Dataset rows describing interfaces
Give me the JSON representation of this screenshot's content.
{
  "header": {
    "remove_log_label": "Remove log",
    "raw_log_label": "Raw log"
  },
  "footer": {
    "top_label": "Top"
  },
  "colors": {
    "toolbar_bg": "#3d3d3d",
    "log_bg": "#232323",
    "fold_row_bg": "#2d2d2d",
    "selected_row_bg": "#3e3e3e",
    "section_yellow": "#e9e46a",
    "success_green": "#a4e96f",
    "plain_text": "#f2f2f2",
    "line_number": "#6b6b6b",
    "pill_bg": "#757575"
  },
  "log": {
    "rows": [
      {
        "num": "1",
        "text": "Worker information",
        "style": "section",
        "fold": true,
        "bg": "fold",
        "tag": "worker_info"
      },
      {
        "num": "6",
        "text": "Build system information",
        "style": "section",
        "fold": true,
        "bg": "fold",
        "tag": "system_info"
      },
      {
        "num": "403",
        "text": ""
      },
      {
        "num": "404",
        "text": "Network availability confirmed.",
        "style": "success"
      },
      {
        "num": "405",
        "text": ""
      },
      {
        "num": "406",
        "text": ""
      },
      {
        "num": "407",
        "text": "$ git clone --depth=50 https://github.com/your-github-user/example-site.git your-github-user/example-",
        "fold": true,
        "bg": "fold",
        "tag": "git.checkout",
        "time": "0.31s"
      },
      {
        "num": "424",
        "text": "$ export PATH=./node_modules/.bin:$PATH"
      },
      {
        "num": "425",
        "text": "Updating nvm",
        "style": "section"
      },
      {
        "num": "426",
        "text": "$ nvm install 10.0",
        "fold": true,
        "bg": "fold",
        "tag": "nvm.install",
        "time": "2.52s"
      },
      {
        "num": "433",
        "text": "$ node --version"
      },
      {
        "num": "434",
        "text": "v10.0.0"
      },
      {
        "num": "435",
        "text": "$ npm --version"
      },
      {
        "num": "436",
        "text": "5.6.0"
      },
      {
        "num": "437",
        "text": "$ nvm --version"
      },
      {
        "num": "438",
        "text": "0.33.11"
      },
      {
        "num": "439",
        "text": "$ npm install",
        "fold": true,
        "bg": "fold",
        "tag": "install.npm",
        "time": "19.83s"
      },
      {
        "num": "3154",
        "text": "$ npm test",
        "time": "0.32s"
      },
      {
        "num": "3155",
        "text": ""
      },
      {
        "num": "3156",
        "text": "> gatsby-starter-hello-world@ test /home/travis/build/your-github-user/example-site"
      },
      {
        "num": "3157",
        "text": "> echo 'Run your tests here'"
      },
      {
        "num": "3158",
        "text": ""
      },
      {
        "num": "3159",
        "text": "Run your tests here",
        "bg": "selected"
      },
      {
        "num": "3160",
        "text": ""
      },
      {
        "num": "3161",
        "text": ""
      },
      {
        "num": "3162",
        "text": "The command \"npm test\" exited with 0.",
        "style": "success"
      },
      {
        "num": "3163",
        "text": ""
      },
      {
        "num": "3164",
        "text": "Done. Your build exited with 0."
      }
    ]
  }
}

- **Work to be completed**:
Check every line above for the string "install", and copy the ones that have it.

- **Your response**:
        "text": "$ nvm install 10.0",
        "tag": "nvm.install",
        "text": "$ npm install",
        "tag": "install.npm",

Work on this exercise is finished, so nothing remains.